While it’s certainly not a difficult waterfall to get to, the 165-foot waterfall is well worth taking a few minutes to enjoy.
Double Drop Falls
Double Drop Falls is actually two separate waterfalls located along a rail trail in Phelps, New York.
While the waterfalls here aren’t overly large (10 feet for the first and 4 feet for the second), they are still quite beautiful waterfalls to see and allow you to hike a beautiful trail.
While these might not be the largest or most dramatic waterfalls in Upstate New York, this is definitely an underrated spot worth checking out if you’re in the area.
Located in southern Monroe County, Honeoye Falls is the only man-made waterfall on this list. However, it’s so beautiful that I feel it’s worth noting.
Honeoye Falls is located within a community of the same name and is a dam waterfall adjacent to a historic mill. It is approximately 20-30 feet tall.
While the mill is on private property, there is room to view this scenic waterfall adjacent to the town hall in the community’s quaint downtown area.
Deckertown Falls is a hidden gem near Watkins Glen State Park.
The trail is hidden at the end of a dead-end road and heads to short distance back to this beautiful waterfall.
There are a total of three drops here and while it’s not difficult to get a view of all three, getting close to the upper two waterfalls requires a rather sketchy descent into the gorge that I would only recommend for experienced off-trail hikers.
Waterfalls along the Keuka Lake Outlet Trail
There are two beautiful waterfalls along the Keuka Lake Outlet Trail. This trail runs 6.6 miles from Keuka Lake to Seneca Lake following an old railroad grade, as well as the stream and an old canal.
There are two waterfalls along this trail: Seneca Mill Falls and Cascade Falls.
Seneca Mill Falls is half natural and half man-made and is located adjacent to the ruins of Seneca Mill. It is approximately 30 feet tall.
Further downstream, Cascade Falls is about 10-15 feet tall and is also located next to the ruins of an abandoned industrial building.
Don’t let the ruins fool you though, these waterfalls are both incredibly beautiful and worth seeing.
Aunt Sarah Falls

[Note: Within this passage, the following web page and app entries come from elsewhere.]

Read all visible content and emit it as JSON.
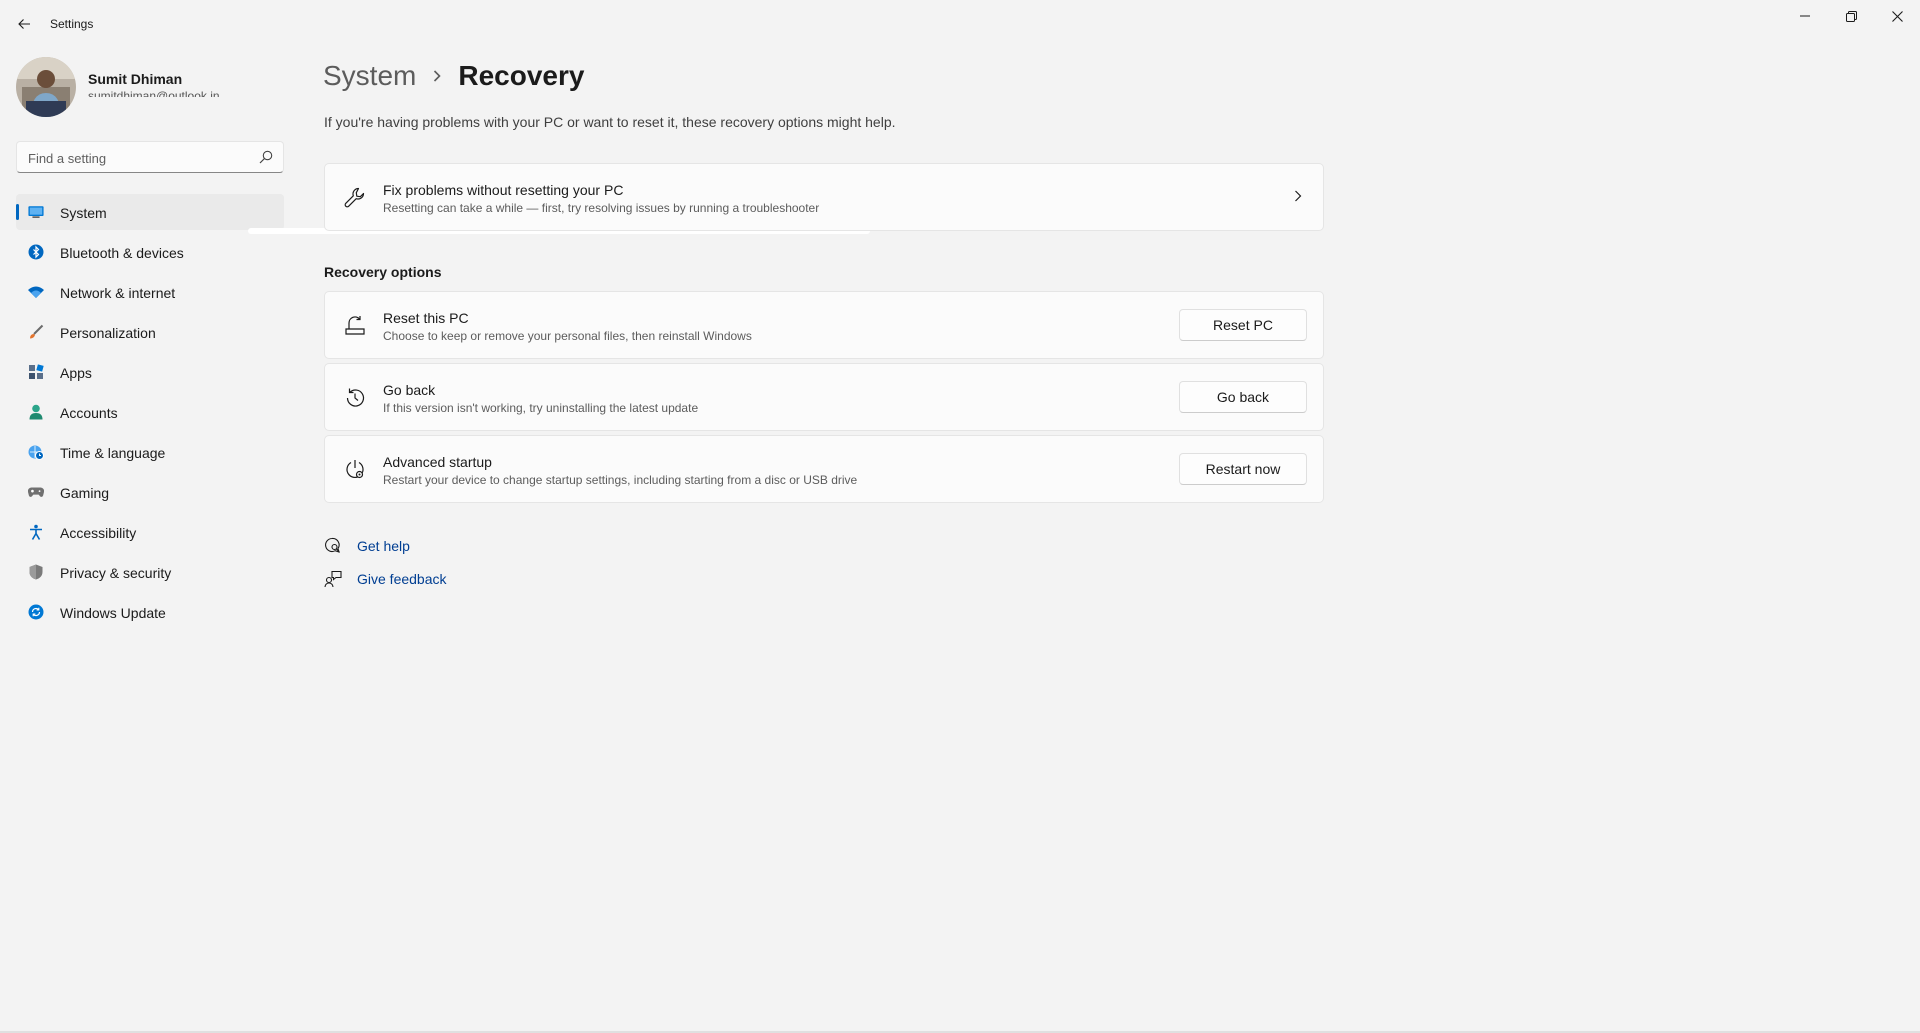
{
  "window": {
    "title": "Settings",
    "minimize_glyph": "—",
    "close_glyph": "✕"
  },
  "profile": {
    "name": "Sumit Dhiman",
    "email": "sumitdhiman@outlook.in"
  },
  "search": {
    "placeholder": "Find a setting"
  },
  "sidebar": {
    "items": [
      {
        "label": "System",
        "icon": "system-icon",
        "active": true
      },
      {
        "label": "Bluetooth & devices",
        "icon": "bluetooth-icon"
      },
      {
        "label": "Network & internet",
        "icon": "wifi-icon"
      },
      {
        "label": "Personalization",
        "icon": "brush-icon"
      },
      {
        "label": "Apps",
        "icon": "apps-icon"
      },
      {
        "label": "Accounts",
        "icon": "person-icon"
      },
      {
        "label": "Time & language",
        "icon": "globe-clock-icon"
      },
      {
        "label": "Gaming",
        "icon": "gamepad-icon"
      },
      {
        "label": "Accessibility",
        "icon": "accessibility-icon"
      },
      {
        "label": "Privacy & security",
        "icon": "shield-icon"
      },
      {
        "label": "Windows Update",
        "icon": "update-icon"
      }
    ]
  },
  "breadcrumb": {
    "parent": "System",
    "current": "Recovery"
  },
  "main": {
    "intro": "If you're having problems with your PC or want to reset it, these recovery options might help.",
    "fix_card": {
      "title": "Fix problems without resetting your PC",
      "desc": "Resetting can take a while — first, try resolving issues by running a troubleshooter"
    },
    "section_title": "Recovery options",
    "options": [
      {
        "title": "Reset this PC",
        "desc": "Choose to keep or remove your personal files, then reinstall Windows",
        "button": "Reset PC",
        "icon": "reset-pc-icon"
      },
      {
        "title": "Go back",
        "desc": "If this version isn't working, try uninstalling the latest update",
        "button": "Go back",
        "icon": "history-icon"
      },
      {
        "title": "Advanced startup",
        "desc": "Restart your device to change startup settings, including starting from a disc or USB drive",
        "button": "Restart now",
        "icon": "advanced-startup-icon"
      }
    ],
    "links": [
      {
        "label": "Get help",
        "icon": "get-help-icon"
      },
      {
        "label": "Give feedback",
        "icon": "feedback-icon"
      }
    ]
  },
  "colors": {
    "accent": "#0067c0",
    "link": "#003e92",
    "background": "#f3f3f3",
    "card": "#fbfbfb"
  }
}
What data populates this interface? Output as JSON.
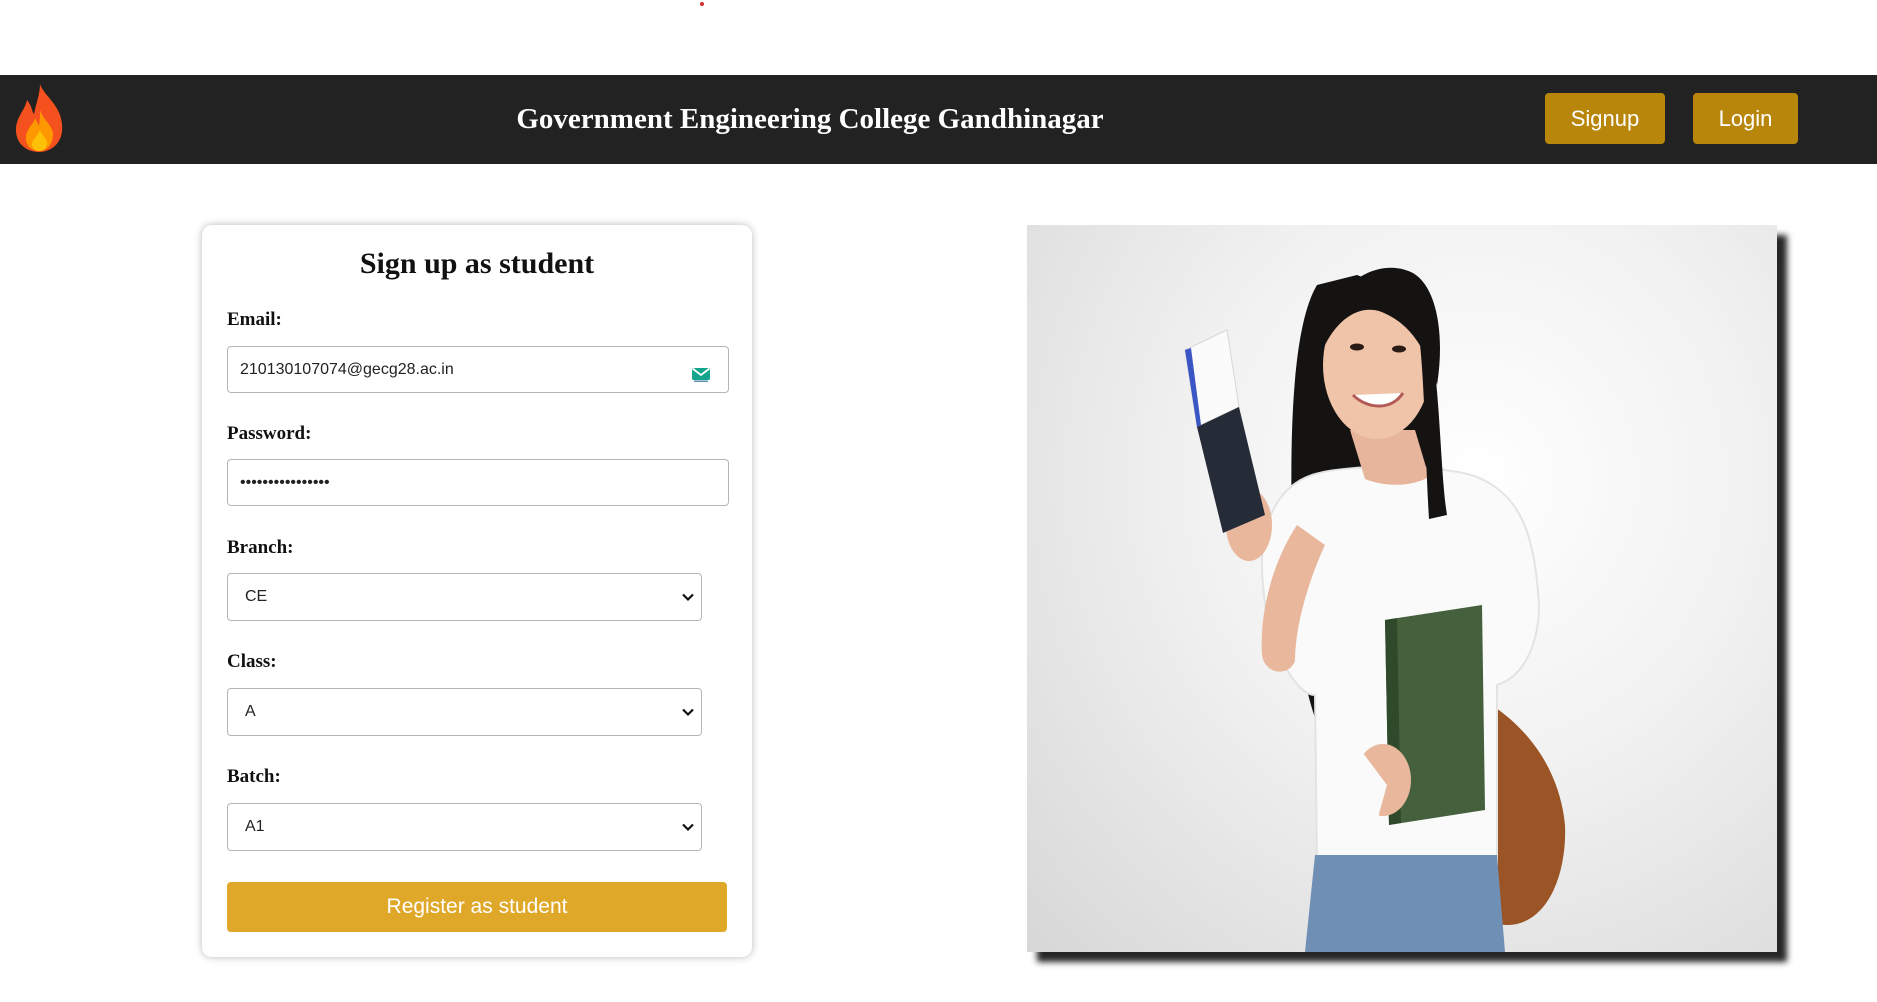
{
  "header": {
    "title": "Government Engineering College Gandhinagar",
    "logo_icon": "flame-icon",
    "signup_label": "Signup",
    "login_label": "Login"
  },
  "form": {
    "title": "Sign up as student",
    "email": {
      "label": "Email:",
      "value": "210130107074@gecg28.ac.in",
      "icon": "mail-icon"
    },
    "password": {
      "label": "Password:",
      "value": "••••••••••••••••"
    },
    "branch": {
      "label": "Branch:",
      "value": "CE"
    },
    "class": {
      "label": "Class:",
      "value": "A"
    },
    "batch": {
      "label": "Batch:",
      "value": "A1"
    },
    "submit_label": "Register as student"
  },
  "colors": {
    "navbar": "#222222",
    "nav_button": "#b8860b",
    "register_button": "#e0a828"
  }
}
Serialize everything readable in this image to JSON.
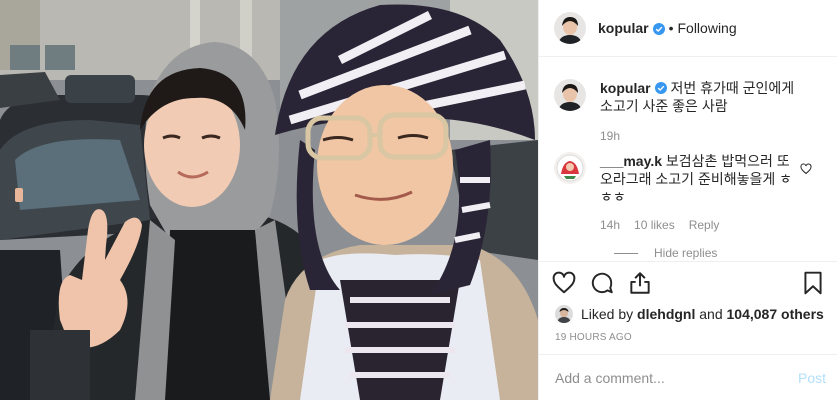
{
  "post": {
    "author": {
      "username": "kopular",
      "verified": true,
      "follow_state": "Following",
      "separator": "•"
    },
    "photo": {
      "subjects": "two men smiling; one in grey hood making peace sign, one in striped bucket hat and tan coat"
    },
    "caption": {
      "username": "kopular",
      "text": "저번 휴가때 군인에게 소고기 사준 좋은 사람",
      "time": "19h"
    },
    "comments": [
      {
        "username": "___may.k",
        "text": "보검삼촌 밥먹으러 또 오라그래 소고기 준비해놓을게 ㅎㅎㅎ",
        "time": "14h",
        "likes": "10 likes",
        "reply_label": "Reply"
      }
    ],
    "hide_replies_label": "Hide replies",
    "likes": {
      "prefix": "Liked by",
      "user": "dlehdgnl",
      "connector": "and",
      "count": "104,087 others"
    },
    "timestamp": "19 HOURS AGO",
    "add_comment": {
      "placeholder": "Add a comment...",
      "post_label": "Post"
    },
    "icons": {
      "like": "heart-icon",
      "comment": "comment-icon",
      "share": "share-icon",
      "save": "bookmark-icon",
      "verified": "verified-badge-icon"
    },
    "colors": {
      "verified_blue": "#3897f0",
      "post_button_disabled": "#b2dffc",
      "muted_text": "#8e8e8e"
    }
  }
}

Aunt Sarah Falls is another roadside waterfall located in Montour Falls near Watkins Glen. This waterfall tends to be fairly seasonal, but since it’s less than five minutes from Watkins Glen State Park, it’s worth the short drive to see if it’s flowing.
Aunt Sarah Falls is 90-feet tall and features a ledge near its base that does a great job of fanning out the water and giving this waterfall and a unique look.
Do you have a favorite Finger Lakes waterfall that we didn’t mention on this list? Let us know in the comments below.